▶ Extracted records

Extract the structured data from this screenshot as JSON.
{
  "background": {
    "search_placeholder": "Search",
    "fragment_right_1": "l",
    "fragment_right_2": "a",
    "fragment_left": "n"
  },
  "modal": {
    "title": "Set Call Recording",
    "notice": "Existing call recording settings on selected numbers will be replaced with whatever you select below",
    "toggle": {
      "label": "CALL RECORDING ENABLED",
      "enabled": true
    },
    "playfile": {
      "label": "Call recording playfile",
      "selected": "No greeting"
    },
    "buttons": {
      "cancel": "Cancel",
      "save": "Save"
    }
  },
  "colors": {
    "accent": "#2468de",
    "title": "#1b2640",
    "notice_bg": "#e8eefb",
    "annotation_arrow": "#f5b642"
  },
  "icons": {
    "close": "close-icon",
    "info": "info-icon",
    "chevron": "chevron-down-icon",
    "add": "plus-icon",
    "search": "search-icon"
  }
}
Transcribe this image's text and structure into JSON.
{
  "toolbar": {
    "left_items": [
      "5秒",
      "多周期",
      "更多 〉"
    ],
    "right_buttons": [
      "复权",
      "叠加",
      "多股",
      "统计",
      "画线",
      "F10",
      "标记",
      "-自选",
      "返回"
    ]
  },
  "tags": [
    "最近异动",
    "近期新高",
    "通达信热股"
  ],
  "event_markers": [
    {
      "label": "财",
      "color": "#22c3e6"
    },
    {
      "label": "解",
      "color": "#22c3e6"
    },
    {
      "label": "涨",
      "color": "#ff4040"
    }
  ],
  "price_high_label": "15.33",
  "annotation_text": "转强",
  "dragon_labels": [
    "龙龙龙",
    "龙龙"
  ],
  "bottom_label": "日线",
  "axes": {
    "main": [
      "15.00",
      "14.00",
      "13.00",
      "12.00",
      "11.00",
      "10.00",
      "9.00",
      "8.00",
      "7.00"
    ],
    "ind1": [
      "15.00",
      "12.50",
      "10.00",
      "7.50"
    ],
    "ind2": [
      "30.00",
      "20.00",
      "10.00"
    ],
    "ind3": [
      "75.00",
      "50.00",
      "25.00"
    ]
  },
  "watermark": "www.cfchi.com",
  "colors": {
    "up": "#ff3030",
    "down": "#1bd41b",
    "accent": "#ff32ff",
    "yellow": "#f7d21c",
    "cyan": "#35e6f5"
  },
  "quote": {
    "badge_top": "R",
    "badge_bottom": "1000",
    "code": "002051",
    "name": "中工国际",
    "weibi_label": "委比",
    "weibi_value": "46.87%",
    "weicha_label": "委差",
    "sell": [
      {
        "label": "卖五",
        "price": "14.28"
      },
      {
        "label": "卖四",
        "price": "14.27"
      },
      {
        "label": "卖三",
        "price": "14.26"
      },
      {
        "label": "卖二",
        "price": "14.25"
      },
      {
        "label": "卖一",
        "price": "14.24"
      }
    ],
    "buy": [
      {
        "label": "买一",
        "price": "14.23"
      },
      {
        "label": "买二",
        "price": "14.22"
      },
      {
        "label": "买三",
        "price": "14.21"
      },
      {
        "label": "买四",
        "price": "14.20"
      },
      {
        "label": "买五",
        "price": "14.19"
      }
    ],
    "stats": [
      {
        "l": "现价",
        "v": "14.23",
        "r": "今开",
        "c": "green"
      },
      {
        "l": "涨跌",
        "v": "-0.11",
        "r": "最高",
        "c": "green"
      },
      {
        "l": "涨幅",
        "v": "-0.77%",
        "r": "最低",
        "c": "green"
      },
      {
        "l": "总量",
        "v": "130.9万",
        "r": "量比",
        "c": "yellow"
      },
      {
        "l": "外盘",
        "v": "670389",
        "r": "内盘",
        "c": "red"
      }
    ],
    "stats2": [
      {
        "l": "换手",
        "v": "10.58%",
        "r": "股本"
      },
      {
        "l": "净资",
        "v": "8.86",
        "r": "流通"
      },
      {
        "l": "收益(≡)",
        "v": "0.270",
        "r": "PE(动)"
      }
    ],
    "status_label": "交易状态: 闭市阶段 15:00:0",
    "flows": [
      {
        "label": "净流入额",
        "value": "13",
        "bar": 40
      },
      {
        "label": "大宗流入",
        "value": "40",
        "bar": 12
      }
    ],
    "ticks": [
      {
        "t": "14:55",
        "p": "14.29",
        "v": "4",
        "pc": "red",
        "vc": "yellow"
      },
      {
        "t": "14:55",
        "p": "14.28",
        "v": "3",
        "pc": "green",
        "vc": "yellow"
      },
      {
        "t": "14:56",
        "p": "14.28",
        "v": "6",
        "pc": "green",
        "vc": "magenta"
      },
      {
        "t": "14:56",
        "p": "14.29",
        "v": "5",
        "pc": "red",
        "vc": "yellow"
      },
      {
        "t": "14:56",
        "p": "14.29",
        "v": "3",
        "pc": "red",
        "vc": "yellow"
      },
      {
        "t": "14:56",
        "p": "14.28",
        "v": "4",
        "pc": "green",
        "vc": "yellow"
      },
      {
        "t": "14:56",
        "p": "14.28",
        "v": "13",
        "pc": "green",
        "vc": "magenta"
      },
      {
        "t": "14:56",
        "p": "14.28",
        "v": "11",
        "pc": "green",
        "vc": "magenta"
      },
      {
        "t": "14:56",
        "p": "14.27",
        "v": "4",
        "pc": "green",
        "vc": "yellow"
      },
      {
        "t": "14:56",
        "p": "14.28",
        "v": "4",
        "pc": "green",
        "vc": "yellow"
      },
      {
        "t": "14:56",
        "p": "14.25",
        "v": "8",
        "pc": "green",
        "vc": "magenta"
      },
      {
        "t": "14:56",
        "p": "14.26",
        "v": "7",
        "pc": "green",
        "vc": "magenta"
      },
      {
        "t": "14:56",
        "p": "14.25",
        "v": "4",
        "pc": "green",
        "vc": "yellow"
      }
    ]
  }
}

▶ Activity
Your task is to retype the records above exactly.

▶ Exercise response
Extract the structured data from this screenshot as JSON.
{
  "background": {
    "search_placeholder": "Search",
    "fragment_right_1": "l",
    "fragment_right_2": "a",
    "fragment_left": "n"
  },
  "modal": {
    "title": "Set Call Recording",
    "notice": "Existing call recording settings on selected numbers will be replaced with whatever you select below",
    "toggle": {
      "label": "CALL RECORDING ENABLED",
      "enabled": true
    },
    "playfile": {
      "label": "Call recording playfile",
      "selected": "No greeting"
    },
    "buttons": {
      "cancel": "Cancel",
      "save": "Save"
    }
  },
  "colors": {
    "accent": "#2468de",
    "title": "#1b2640",
    "notice_bg": "#e8eefb",
    "annotation_arrow": "#f5b642"
  },
  "icons": {
    "close": "close-icon",
    "info": "info-icon",
    "chevron": "chevron-down-icon",
    "add": "plus-icon",
    "search": "search-icon"
  }
}
Transcribe this image's text and structure into JSON.
{
  "toolbar": {
    "left_items": [
      "5秒",
      "多周期",
      "更多 〉"
    ],
    "right_buttons": [
      "复权",
      "叠加",
      "多股",
      "统计",
      "画线",
      "F10",
      "标记",
      "-自选",
      "返回"
    ]
  },
  "tags": [
    "最近异动",
    "近期新高",
    "通达信热股"
  ],
  "event_markers": [
    {
      "label": "财",
      "color": "#22c3e6"
    },
    {
      "label": "解",
      "color": "#22c3e6"
    },
    {
      "label": "涨",
      "color": "#ff4040"
    }
  ],
  "price_high_label": "15.33",
  "annotation_text": "转强",
  "dragon_labels": [
    "龙龙龙",
    "龙龙"
  ],
  "bottom_label": "日线",
  "axes": {
    "main": [
      "15.00",
      "14.00",
      "13.00",
      "12.00",
      "11.00",
      "10.00",
      "9.00",
      "8.00",
      "7.00"
    ],
    "ind1": [
      "15.00",
      "12.50",
      "10.00",
      "7.50"
    ],
    "ind2": [
      "30.00",
      "20.00",
      "10.00"
    ],
    "ind3": [
      "75.00",
      "50.00",
      "25.00"
    ]
  },
  "watermark": "www.cfchi.com",
  "colors": {
    "up": "#ff3030",
    "down": "#1bd41b",
    "accent": "#ff32ff",
    "yellow": "#f7d21c",
    "cyan": "#35e6f5"
  },
  "quote": {
    "badge_top": "R",
    "badge_bottom": "1000",
    "code": "002051",
    "name": "中工国际",
    "weibi_label": "委比",
    "weibi_value": "46.87%",
    "weicha_label": "委差",
    "sell": [
      {
        "label": "卖五",
        "price": "14.28"
      },
      {
        "label": "卖四",
        "price": "14.27"
      },
      {
        "label": "卖三",
        "price": "14.26"
      },
      {
        "label": "卖二",
        "price": "14.25"
      },
      {
        "label": "卖一",
        "price": "14.24"
      }
    ],
    "buy": [
      {
        "label": "买一",
        "price": "14.23"
      },
      {
        "label": "买二",
        "price": "14.22"
      },
      {
        "label": "买三",
        "price": "14.21"
      },
      {
        "label": "买四",
        "price": "14.20"
      },
      {
        "label": "买五",
        "price": "14.19"
      }
    ],
    "stats": [
      {
        "l": "现价",
        "v": "14.23",
        "r": "今开",
        "c": "green"
      },
      {
        "l": "涨跌",
        "v": "-0.11",
        "r": "最高",
        "c": "green"
      },
      {
        "l": "涨幅",
        "v": "-0.77%",
        "r": "最低",
        "c": "green"
      },
      {
        "l": "总量",
        "v": "130.9万",
        "r": "量比",
        "c": "yellow"
      },
      {
        "l": "外盘",
        "v": "670389",
        "r": "内盘",
        "c": "red"
      }
    ],
    "stats2": [
      {
        "l": "换手",
        "v": "10.58%",
        "r": "股本"
      },
      {
        "l": "净资",
        "v": "8.86",
        "r": "流通"
      },
      {
        "l": "收益(≡)",
        "v": "0.270",
        "r": "PE(动)"
      }
    ],
    "status_label": "交易状态: 闭市阶段 15:00:0",
    "flows": [
      {
        "label": "净流入额",
        "value": "13",
        "bar": 40
      },
      {
        "label": "大宗流入",
        "value": "40",
        "bar": 12
      }
    ],
    "ticks": [
      {
        "t": "14:55",
        "p": "14.29",
        "v": "4",
        "pc": "red",
        "vc": "yellow"
      },
      {
        "t": "14:55",
        "p": "14.28",
        "v": "3",
        "pc": "green",
        "vc": "yellow"
      },
      {
        "t": "14:56",
        "p": "14.28",
        "v": "6",
        "pc": "green",
        "vc": "magenta"
      },
      {
        "t": "14:56",
        "p": "14.29",
        "v": "5",
        "pc": "red",
        "vc": "yellow"
      },
      {
        "t": "14:56",
        "p": "14.29",
        "v": "3",
        "pc": "red",
        "vc": "yellow"
      },
      {
        "t": "14:56",
        "p": "14.28",
        "v": "4",
        "pc": "green",
        "vc": "yellow"
      },
      {
        "t": "14:56",
        "p": "14.28",
        "v": "13",
        "pc": "green",
        "vc": "magenta"
      },
      {
        "t": "14:56",
        "p": "14.28",
        "v": "11",
        "pc": "green",
        "vc": "magenta"
      },
      {
        "t": "14:56",
        "p": "14.27",
        "v": "4",
        "pc": "green",
        "vc": "yellow"
      },
      {
        "t": "14:56",
        "p": "14.28",
        "v": "4",
        "pc": "green",
        "vc": "yellow"
      },
      {
        "t": "14:56",
        "p": "14.25",
        "v": "8",
        "pc": "green",
        "vc": "magenta"
      },
      {
        "t": "14:56",
        "p": "14.26",
        "v": "7",
        "pc": "green",
        "vc": "magenta"
      },
      {
        "t": "14:56",
        "p": "14.25",
        "v": "4",
        "pc": "green",
        "vc": "yellow"
      }
    ]
  }
}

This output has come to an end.